  1. [1] A. L. Wallis, B. E. Cody, and A. D. Mickalide, “Report to the Nation: Trends in Unintentional Childhood Injury Mortality, 1987-2000,” National SAFE KIDS Campaign, 2003.
  2. [2] National Injury Surveillance and Prevention Project: Final Report,
  3. [3] National Center for Injury Prevention and Control,
  4. [4] The Depertment of Trade and Industry,
  5. [5] The Healthy Parents and Children 21 Project,
  6. [6] A. Yonas, C. E. Granrud, M. E. Arterberry, and B. L. Hanson, “Infants Distance Perception from Linear Perspective and Texture Gradients,” in Infant Behavior and Development, 9, pp. 247-256, 1986.
  7. [7] T. Wilcox, “Object individuation: infants’ use of shape, size, pattern, and color,” in Cognition, Vol.72, Issue 2, pp. 125-166, 1999.
  8. [8] Safety Life Information of Metropolis of Tokyo,
  9. [9] T. Tanaka, “Shin Kodomo No Jiko Boshi Manual (New Child Accident Prevention Manual),” Shindan-To-Chiryosha Co., LTD., 2003 (in Japanese).
  10. [10] Y. Nishida, H. Aizawa, T. Hori, N. H. Hoffman, T. Kanade, and M. Kakikura, “3D Ultrasonic Tagging System for Observing Human Activity,” in Proceedings of IEEE International Conference on Intelligent Robots and Systems (IROS2003), pp. 785-791, October, 2003.
  11. [11] W. K. Frankenburg, J. Dodds, P. Archer et al., “The DENVER II Training Manual,” Denver, CO: Denver Developmental Materials, Inc., 1992.
  12. [12] The Japanese Society of Child Health, “Japanese Edition DENVER II,” The Japanese Child Medical Press, 2003.
  13. [13] P. Martin, and P. Bateson, “Measuring Behavior,” Cambridge University Press, 1990.
  14. [14] J. J. Gibson, “The Senses Considered as Perceptual Systems,” Greenwood Press, Publishers, 1966.
  15. [15] R. Baeza-Yates, “Modern Information Retrieval,” Addison Wesley, 1999.

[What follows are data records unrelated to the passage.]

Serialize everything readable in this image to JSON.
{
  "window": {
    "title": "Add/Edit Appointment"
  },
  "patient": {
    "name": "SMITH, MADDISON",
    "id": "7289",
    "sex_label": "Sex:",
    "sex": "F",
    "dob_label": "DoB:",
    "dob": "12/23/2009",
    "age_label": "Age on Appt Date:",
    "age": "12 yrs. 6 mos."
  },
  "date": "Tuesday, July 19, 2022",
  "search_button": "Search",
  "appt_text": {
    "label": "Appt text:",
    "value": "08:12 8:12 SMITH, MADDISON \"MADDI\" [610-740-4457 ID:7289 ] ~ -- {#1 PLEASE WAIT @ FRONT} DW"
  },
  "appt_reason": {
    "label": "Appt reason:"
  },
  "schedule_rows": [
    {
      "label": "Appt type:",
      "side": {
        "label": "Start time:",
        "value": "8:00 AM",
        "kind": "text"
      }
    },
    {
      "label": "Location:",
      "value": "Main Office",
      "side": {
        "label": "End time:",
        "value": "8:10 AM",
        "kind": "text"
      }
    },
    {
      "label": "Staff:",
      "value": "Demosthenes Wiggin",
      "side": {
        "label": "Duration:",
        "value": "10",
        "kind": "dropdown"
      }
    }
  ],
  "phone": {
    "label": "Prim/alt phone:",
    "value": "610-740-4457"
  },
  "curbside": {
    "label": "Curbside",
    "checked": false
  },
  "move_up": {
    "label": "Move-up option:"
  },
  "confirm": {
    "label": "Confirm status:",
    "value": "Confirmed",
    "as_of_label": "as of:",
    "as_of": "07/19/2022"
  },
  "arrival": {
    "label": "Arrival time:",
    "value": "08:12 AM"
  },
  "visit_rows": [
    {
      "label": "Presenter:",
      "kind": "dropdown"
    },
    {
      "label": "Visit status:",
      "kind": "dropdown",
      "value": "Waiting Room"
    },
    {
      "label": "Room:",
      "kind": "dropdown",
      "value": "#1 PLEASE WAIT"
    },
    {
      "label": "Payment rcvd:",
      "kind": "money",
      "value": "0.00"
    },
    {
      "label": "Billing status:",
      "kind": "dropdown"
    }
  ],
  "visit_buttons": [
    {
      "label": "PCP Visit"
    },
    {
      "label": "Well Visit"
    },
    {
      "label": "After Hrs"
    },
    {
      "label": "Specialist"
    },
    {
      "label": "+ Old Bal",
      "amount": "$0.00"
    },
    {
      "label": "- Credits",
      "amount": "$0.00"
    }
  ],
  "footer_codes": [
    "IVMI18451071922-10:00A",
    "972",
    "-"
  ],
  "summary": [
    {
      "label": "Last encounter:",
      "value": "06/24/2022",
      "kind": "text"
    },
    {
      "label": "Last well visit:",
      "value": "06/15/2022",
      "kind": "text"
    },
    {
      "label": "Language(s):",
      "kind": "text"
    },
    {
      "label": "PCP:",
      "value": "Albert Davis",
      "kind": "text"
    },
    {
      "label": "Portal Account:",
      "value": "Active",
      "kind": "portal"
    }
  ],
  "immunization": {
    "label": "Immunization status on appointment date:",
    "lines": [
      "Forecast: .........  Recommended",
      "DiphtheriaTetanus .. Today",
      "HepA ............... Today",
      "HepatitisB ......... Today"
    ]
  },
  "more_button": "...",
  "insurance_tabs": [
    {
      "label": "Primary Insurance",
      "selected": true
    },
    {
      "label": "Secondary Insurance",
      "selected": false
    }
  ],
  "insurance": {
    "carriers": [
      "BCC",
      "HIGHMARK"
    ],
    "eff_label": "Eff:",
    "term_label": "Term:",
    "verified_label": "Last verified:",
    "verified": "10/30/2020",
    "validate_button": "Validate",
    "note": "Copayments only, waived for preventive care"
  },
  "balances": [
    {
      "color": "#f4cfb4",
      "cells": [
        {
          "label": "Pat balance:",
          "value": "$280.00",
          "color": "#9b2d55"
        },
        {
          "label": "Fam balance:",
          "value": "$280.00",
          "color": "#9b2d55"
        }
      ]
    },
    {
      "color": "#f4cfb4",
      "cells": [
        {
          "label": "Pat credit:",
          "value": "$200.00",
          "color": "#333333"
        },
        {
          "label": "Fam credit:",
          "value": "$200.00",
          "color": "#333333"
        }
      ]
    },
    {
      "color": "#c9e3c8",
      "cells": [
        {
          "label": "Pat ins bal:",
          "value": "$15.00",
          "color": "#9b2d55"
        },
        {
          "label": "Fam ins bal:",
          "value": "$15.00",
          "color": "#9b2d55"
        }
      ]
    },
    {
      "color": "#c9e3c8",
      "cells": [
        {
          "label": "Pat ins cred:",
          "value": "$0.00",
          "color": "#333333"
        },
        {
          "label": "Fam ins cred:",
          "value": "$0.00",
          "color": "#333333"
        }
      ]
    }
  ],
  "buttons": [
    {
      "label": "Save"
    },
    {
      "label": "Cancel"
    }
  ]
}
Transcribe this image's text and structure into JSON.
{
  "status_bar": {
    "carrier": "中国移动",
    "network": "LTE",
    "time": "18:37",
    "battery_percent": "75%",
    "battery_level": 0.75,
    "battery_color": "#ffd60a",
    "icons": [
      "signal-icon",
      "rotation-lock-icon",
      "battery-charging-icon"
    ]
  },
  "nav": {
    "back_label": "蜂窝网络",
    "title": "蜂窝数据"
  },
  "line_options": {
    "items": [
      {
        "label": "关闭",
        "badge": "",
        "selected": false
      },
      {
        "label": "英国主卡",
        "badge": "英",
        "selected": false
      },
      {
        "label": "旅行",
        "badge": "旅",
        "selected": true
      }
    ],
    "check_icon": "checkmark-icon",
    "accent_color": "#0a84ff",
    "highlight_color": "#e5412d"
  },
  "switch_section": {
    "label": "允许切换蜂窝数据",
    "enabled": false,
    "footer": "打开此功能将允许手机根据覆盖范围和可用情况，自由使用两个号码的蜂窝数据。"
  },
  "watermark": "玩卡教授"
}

  16. [16] K. Järvelin, and J. Kekäläinen, “IR evaluation methods for retrieving highly relevant documents,” Proceedings of the 23rd Annual International ACM SIGIR Conference on Research and Development in Information Retrieval, pp. 41-48, New York, 2000.

*This site is desgined based on HTML5 and CSS3 for modern browsers, e.g. Chrome, Firefox, Safari, Edge, Opera.

Last updated on Mar. 01, 2021